The first 'grown up' books I can remember reading were my parents' Agatha Christie books. I loved these! Ms. Marple and Hercule Poirot were my heroes. They're a great place for young people to start in the genre of mystery - they're not graphic, they're not violent and they make you think as you try to work out who the killer is right along with Marple and Poirot. So they're appropriate for a younger audience. I think that's why I basically skipped over the Nancy Drew and Hardy Boys type of books - I went from Encyclopidia Brown to Agatha Christie.
If I remember correctly, And Then There Were None was my first Agatha Christie and I quickly devoured the rest. If they weren't in the house, I would scour the library for them. You've got to love those "other books" listing at the front of the paperbacks.
Do you remember the way we used to find books in a library? There were these banks of little boxes that contained index cards. They were filled alphabetically and you'd look through them for your book (so if you didn't know the actual title you were kind of screwed,) and the card would give you the Dewey decimal number of the book and then you'd go find it. Or if you were just browsing, you'd go to the mystery section, for instance, where they were all filed and look at the books themselves, titles on all the spines... I haven't been inside a library in a dog's age. You can even get your electronic books at the library online these days.
So I was a real mystery buff and then I read The Hobbit and fantasy and sci-fi overtook mystery in my reading. Not that I gave the mystery up - I still enjoyed those, but they weren't at the top of my list anymore.

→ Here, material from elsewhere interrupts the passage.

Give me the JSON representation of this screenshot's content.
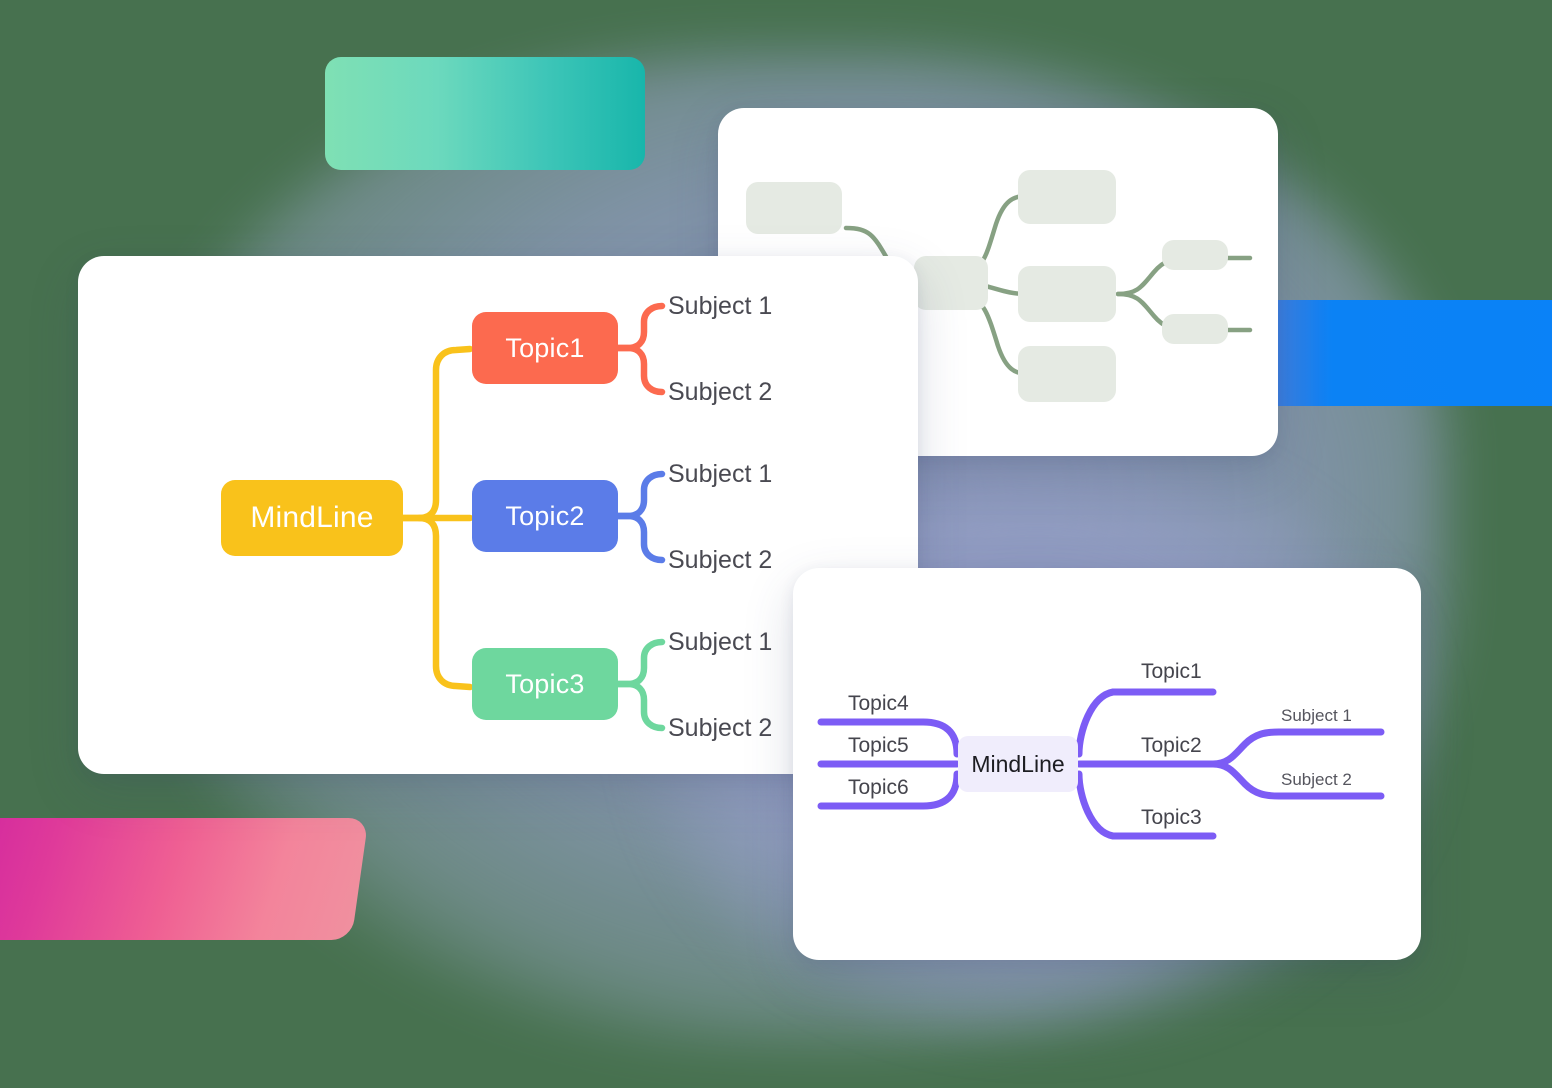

Maybe I ought to investigate - I know there's a bunch of Martha Grimes and PD James books that I haven't read yet... it'd be a great place to pick up again.
smut fixes everything